6. Re-examine your budget
The two best ways to pay off your debts are by earning more money or spending less of it. You may not be able to get a part-time job or side hustle, but you can change your budget.
Spend some time evaluating each line item in your budget. Determine whether it is a need or a want, and highlight expenses that could be reduced or eliminated. Adjust your budget accordingly, and use the extra money to pay down your monthly debts.
Why this works: It’s important to get your finances in order and one way to do that is by making short-term financial sacrifices. This will free up funds that can be used to pay down your balances faster.
How to start: Evaluate your spending habits to identify areas where you can reduce expenses. Move these funds to a dedicated “debt-reduction” account in your budget, and use them to make additional payments on your debts each month.
How debt can negatively impact your life
Debt can be a major obstacle in life, preventing you from achieving your goals. It can make it more difficult to get loans and can lead to higher borrowing costs. Additionally, debt may keep you from landing your dream job.

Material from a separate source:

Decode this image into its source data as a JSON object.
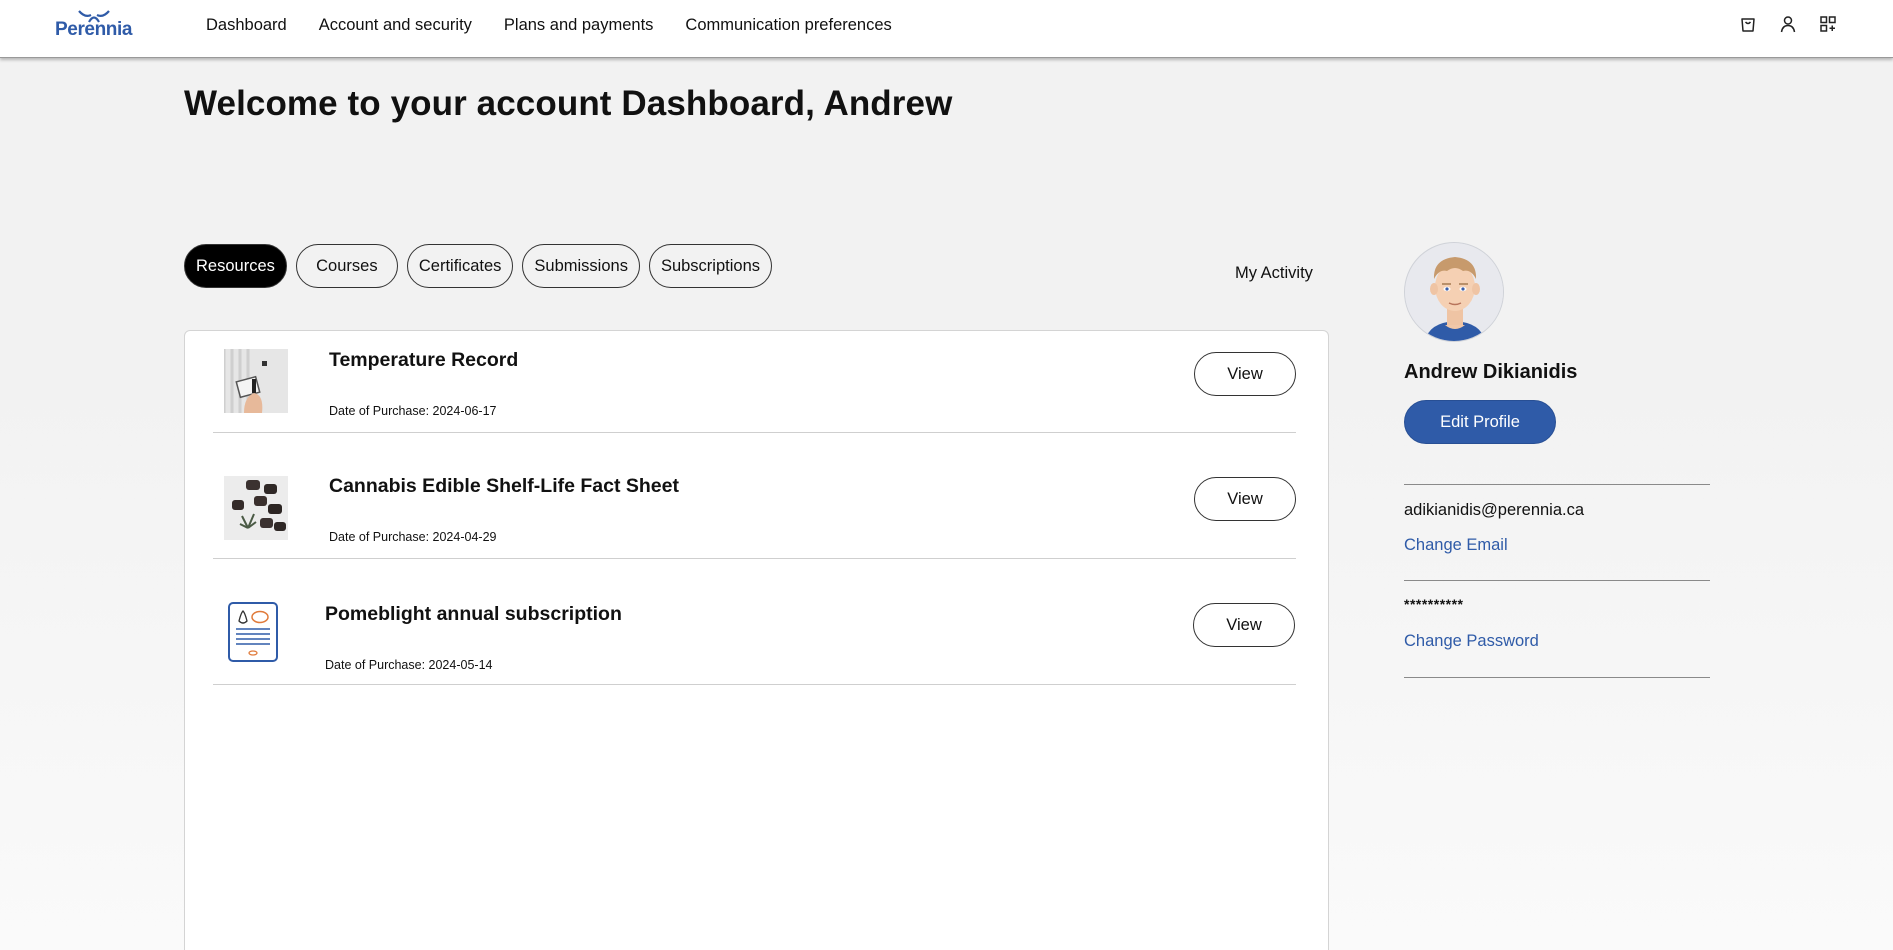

Borrowers who have a high debt-to-income (DTI) ratio may find it more difficult to qualify for certain loan products. For example, when applying for a mortgage, most lenders will require that your debt-to-income ratio is 43% or less.

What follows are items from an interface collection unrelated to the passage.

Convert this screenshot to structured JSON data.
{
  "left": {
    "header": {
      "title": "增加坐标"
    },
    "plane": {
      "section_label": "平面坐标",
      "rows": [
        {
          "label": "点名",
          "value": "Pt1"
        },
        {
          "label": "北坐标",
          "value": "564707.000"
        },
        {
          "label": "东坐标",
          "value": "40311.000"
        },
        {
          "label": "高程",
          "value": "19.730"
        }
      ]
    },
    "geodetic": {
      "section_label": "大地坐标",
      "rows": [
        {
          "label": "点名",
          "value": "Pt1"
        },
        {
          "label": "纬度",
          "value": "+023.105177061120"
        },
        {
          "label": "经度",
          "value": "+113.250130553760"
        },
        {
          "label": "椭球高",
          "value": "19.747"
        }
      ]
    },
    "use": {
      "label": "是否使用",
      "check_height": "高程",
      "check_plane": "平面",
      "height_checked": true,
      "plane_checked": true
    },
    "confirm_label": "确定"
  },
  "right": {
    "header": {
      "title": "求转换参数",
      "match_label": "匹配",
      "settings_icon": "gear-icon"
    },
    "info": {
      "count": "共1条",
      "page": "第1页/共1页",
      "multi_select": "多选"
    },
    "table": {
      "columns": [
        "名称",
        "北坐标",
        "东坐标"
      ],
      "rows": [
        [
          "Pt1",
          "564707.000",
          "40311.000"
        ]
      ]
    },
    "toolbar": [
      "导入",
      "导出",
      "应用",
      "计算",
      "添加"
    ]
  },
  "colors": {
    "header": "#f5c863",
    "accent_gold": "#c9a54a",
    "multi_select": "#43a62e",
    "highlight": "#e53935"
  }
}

It can be difficult to find an affordable home when you have monthly debt payments. Your debt-to-income (DTI) ratio is used to calculate the maximum mortgage payment you could qualify for. This number is found by taking your current monthly debt payments and dividing them by your monthly gross income. So, for example, someone with a $300 student loan payment, $500 auto loan payment, and $200 minimum credit card payment would have a DTI of 26.67%. This means that they would qualify for a maximum mortgage payment of $612.50.
Your debt-to-income ratio is an important factor in qualifying for a mortgage. A high DTI can make it difficult to qualify for a loan and may also impact your ability to save for other goals, such as retirement or your child’s college education.
Your 30 percent utilization of your revolving account’s limit affects your score. Your lower score may be due to your high balances on cards and inability to pay more than the minimum each month.
Although having a lower credit score may make it more difficult to get approved for loans or lines of credit, there are still options available. Many lenders are willing to work with people who have less-than-perfect credit, and by shopping around, you may be able to find more favorable interest rates.
Job credit checks
Your employment prospects may be adversely affected by a bad credit score. Companies in law enforcement, finance, and the military often check credit scores as part of the application process. A low credit score may indicate financial instability, which could lead to problems on the job such as accepting bribes.
Breaking the chains of debt bondage can be difficult, but by following these steps you can begin to take control of your debt and improve your financial health. Just remember why you got into debt in the first place and make sure to change your behavior so that you don’t find yourself in the same situation again. With a little effort, you can be debt-free in no time!